*TASK OBJECTIVE*
Reproduce each line from the records that holds "assilah".
##### DATA SHOWN
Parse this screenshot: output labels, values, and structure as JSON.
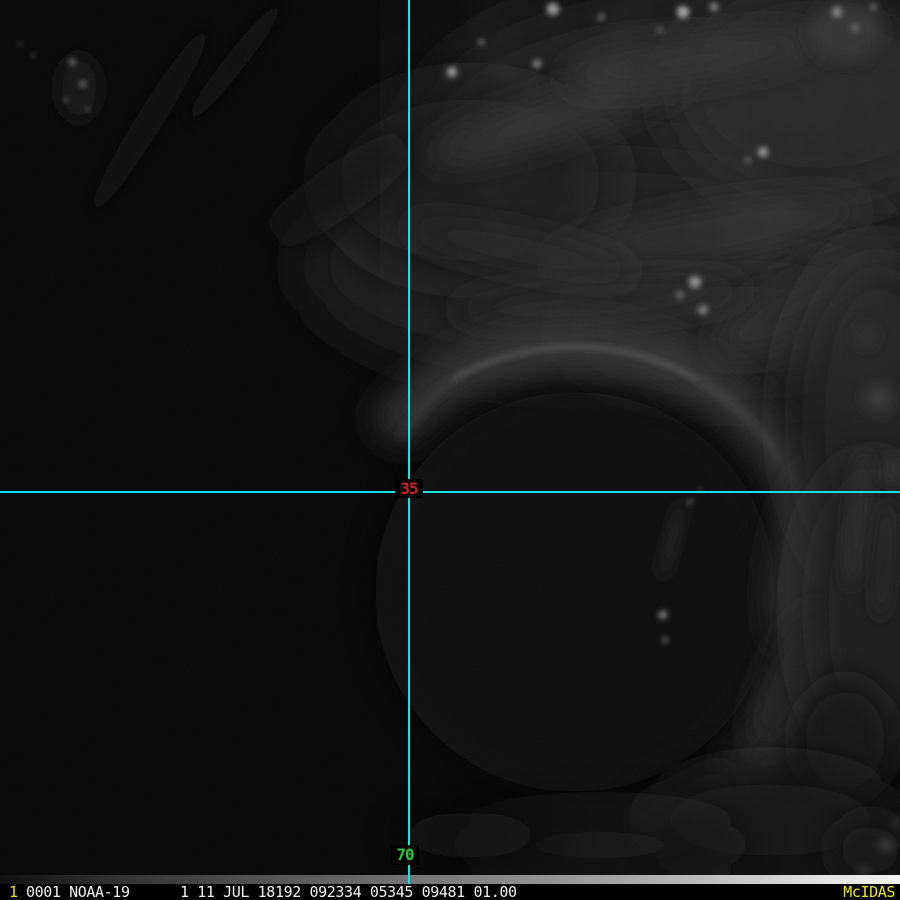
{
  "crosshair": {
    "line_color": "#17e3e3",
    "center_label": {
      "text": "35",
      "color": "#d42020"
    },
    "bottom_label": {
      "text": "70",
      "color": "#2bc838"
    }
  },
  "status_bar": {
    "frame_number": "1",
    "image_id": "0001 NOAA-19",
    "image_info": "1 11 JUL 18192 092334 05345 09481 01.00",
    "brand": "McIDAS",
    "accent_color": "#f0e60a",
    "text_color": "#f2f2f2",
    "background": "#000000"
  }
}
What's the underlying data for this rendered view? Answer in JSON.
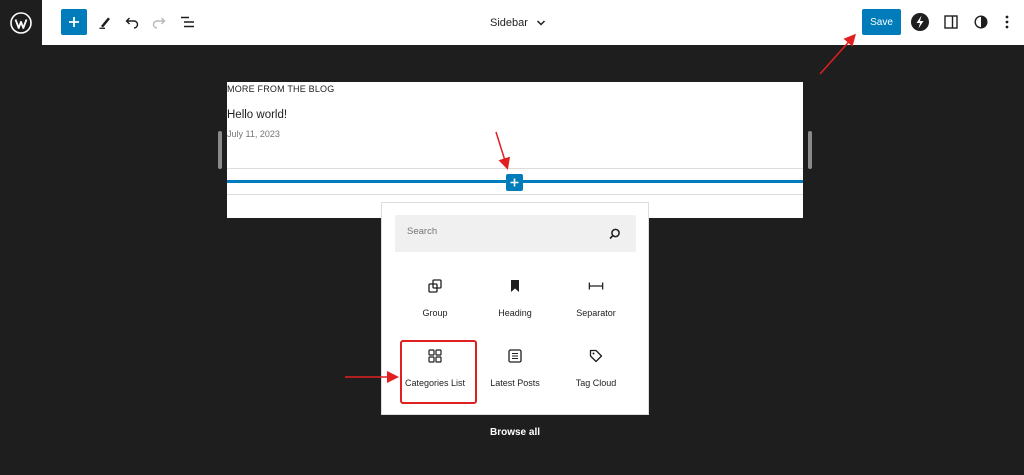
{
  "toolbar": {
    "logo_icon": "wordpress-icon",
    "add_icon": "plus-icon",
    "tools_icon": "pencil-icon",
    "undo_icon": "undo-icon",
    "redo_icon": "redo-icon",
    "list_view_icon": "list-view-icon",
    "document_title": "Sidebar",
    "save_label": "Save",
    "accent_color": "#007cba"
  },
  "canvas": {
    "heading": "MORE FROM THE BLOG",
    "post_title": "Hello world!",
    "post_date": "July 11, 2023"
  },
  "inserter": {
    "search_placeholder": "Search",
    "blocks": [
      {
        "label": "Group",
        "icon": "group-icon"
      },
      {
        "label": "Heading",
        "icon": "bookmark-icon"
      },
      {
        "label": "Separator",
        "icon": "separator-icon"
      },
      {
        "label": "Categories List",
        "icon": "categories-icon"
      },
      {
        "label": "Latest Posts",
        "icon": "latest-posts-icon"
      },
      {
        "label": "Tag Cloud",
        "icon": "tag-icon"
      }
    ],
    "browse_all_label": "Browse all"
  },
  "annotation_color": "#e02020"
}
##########
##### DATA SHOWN
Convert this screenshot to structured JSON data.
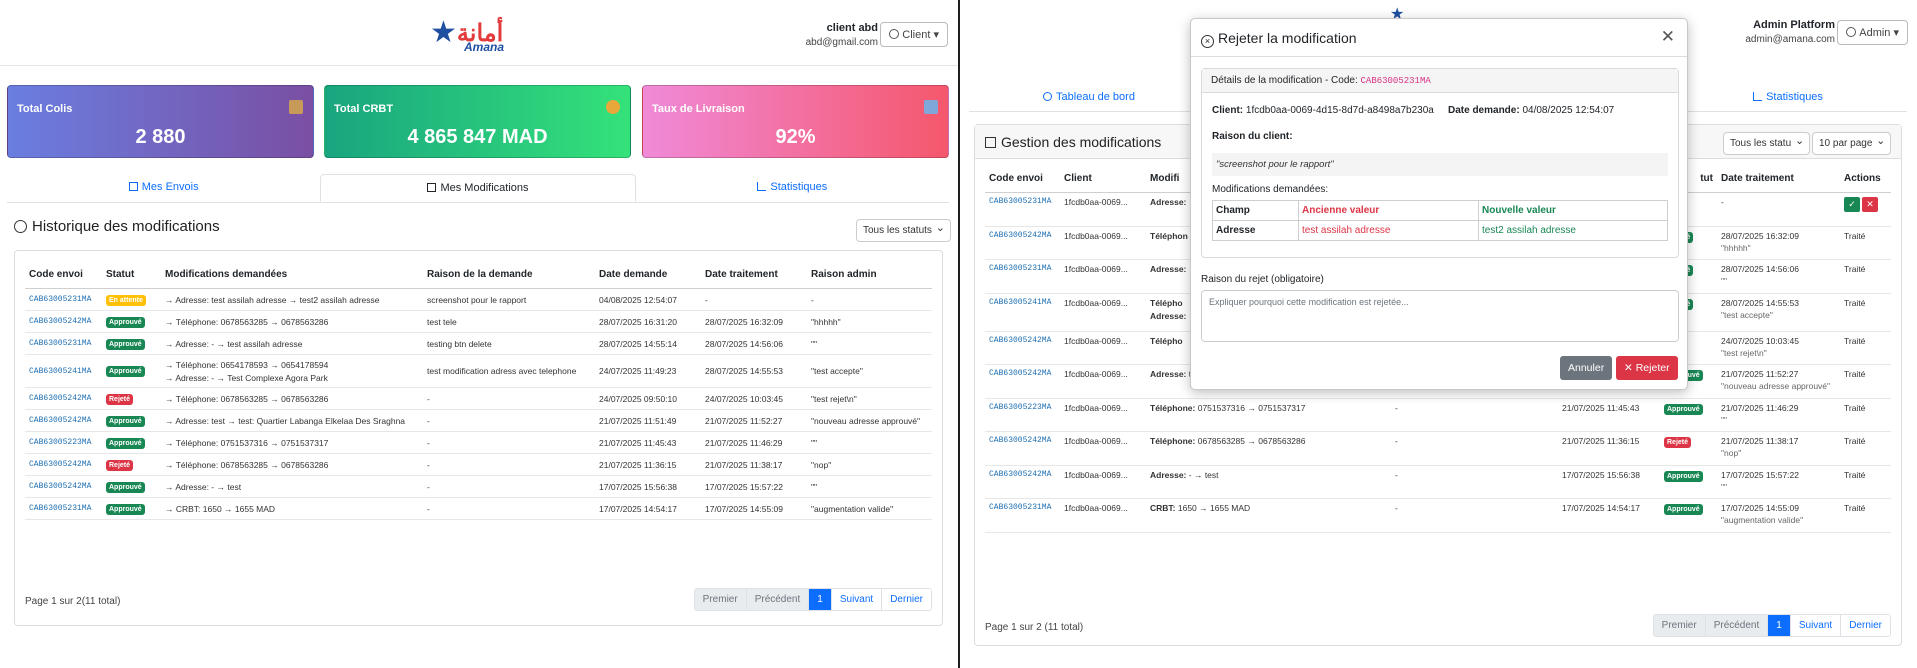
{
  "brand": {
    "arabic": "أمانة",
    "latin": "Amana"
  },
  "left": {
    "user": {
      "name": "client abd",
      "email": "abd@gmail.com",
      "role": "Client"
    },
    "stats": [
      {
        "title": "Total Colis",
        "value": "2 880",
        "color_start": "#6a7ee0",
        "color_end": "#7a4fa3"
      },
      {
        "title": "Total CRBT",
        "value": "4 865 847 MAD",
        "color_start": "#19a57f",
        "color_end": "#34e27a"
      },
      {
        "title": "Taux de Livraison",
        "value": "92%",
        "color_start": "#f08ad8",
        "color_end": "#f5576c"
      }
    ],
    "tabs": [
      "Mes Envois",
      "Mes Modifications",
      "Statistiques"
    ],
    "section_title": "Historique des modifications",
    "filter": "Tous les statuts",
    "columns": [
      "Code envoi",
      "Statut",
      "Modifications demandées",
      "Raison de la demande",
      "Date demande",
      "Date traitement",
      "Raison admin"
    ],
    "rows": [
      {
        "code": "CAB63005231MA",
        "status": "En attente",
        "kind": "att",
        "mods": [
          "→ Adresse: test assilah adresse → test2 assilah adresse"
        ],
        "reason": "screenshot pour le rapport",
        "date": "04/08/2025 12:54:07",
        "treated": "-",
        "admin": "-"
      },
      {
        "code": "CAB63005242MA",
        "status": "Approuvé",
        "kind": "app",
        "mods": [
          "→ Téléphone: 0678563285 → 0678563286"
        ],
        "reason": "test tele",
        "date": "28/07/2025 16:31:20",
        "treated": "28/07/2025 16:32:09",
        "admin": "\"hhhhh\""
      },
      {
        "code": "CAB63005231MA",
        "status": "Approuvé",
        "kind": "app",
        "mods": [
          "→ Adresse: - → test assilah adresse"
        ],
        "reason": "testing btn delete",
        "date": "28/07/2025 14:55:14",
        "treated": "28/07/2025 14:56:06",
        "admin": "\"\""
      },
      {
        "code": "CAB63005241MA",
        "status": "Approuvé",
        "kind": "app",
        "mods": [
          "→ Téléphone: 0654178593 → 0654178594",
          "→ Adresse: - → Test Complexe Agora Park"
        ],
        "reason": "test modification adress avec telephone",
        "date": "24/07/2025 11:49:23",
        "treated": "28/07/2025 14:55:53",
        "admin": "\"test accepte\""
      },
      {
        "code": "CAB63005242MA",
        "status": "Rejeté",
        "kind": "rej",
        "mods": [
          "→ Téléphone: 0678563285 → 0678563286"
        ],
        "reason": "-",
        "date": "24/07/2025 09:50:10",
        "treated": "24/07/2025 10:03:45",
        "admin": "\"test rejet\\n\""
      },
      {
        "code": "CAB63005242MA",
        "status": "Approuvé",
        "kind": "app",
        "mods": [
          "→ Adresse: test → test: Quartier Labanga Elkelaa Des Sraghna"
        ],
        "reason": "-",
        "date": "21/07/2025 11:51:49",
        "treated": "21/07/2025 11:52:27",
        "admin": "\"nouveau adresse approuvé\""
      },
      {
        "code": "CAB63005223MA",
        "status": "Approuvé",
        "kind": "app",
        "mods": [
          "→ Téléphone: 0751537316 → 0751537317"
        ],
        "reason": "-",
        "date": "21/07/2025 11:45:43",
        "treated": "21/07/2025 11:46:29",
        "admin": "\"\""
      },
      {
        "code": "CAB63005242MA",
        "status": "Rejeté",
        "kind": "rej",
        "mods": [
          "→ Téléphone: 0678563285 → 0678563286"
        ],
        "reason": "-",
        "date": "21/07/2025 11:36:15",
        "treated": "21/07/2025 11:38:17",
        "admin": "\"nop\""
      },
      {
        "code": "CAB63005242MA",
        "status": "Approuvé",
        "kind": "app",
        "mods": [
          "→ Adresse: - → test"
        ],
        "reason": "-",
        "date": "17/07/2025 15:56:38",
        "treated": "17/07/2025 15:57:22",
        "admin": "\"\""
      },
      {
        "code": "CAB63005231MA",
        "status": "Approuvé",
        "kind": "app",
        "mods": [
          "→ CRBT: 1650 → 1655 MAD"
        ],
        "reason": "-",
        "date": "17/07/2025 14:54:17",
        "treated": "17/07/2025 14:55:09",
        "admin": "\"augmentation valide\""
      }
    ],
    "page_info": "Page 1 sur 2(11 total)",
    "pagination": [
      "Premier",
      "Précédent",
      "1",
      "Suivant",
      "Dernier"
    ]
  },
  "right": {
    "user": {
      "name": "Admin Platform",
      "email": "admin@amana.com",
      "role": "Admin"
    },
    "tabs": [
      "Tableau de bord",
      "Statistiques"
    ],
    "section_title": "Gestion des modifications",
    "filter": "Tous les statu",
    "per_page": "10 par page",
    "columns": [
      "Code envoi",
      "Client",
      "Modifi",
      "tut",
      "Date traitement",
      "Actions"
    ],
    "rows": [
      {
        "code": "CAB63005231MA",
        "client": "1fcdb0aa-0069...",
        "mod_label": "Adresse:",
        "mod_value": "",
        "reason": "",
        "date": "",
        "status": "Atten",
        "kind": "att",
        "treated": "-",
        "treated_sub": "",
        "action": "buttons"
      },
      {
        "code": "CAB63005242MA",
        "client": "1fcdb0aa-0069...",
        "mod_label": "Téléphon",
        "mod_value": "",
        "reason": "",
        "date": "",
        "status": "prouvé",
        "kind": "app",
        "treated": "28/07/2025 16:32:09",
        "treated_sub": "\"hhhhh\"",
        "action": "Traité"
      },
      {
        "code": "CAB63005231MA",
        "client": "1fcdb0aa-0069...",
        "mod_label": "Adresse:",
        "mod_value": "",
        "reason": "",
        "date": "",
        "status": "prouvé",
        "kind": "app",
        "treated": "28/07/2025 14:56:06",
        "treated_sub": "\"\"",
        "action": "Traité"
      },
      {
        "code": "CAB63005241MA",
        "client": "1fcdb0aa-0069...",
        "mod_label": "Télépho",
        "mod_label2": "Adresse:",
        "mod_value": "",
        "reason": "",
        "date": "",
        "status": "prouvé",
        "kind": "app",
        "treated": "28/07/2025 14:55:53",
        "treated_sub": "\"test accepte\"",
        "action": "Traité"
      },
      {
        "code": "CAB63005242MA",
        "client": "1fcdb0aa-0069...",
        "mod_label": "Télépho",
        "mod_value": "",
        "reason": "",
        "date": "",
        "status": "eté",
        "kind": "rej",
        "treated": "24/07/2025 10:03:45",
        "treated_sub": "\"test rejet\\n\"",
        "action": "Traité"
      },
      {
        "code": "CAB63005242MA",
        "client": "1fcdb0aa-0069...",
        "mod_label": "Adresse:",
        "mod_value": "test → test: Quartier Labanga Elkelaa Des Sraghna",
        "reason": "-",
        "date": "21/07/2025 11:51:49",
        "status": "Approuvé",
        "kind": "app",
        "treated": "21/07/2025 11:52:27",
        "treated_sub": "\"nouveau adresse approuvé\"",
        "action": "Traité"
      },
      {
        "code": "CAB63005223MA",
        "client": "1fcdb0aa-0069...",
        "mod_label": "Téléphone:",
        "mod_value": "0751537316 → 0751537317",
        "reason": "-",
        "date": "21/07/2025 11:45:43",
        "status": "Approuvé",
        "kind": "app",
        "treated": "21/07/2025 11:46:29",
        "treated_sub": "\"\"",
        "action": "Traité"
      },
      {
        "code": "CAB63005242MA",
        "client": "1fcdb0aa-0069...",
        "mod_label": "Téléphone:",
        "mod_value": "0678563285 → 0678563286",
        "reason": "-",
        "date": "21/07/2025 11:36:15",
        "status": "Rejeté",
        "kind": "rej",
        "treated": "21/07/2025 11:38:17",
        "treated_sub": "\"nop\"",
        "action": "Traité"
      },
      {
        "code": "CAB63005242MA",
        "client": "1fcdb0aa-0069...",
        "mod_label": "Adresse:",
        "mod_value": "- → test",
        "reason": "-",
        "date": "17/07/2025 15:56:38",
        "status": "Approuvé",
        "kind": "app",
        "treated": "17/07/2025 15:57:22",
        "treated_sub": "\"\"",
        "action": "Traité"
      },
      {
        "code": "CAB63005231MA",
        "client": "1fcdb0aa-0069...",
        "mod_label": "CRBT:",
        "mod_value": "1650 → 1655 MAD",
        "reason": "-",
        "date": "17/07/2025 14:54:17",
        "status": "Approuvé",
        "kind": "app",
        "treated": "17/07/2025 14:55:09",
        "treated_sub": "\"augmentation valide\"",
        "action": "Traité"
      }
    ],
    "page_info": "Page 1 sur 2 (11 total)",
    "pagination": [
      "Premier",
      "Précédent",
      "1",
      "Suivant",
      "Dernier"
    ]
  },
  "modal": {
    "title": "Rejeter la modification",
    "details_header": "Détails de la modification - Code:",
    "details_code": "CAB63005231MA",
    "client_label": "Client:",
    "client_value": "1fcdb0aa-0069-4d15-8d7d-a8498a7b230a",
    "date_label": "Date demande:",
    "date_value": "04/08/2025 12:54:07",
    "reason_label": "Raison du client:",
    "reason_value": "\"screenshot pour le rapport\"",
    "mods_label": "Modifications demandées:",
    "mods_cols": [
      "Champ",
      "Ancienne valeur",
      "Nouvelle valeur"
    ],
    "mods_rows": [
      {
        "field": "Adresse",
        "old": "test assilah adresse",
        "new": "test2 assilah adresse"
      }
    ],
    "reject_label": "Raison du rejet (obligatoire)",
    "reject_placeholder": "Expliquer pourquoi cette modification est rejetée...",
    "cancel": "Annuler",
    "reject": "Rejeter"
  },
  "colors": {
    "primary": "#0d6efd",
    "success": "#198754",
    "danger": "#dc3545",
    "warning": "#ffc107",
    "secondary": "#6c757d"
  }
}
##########
*THE ANSWER*
          "→ Adresse: test assilah adresse → test2 assilah adresse"
          "→ Adresse: - → test assilah adresse"
        "old": "test assilah adresse",
        "new": "test2 assilah adresse"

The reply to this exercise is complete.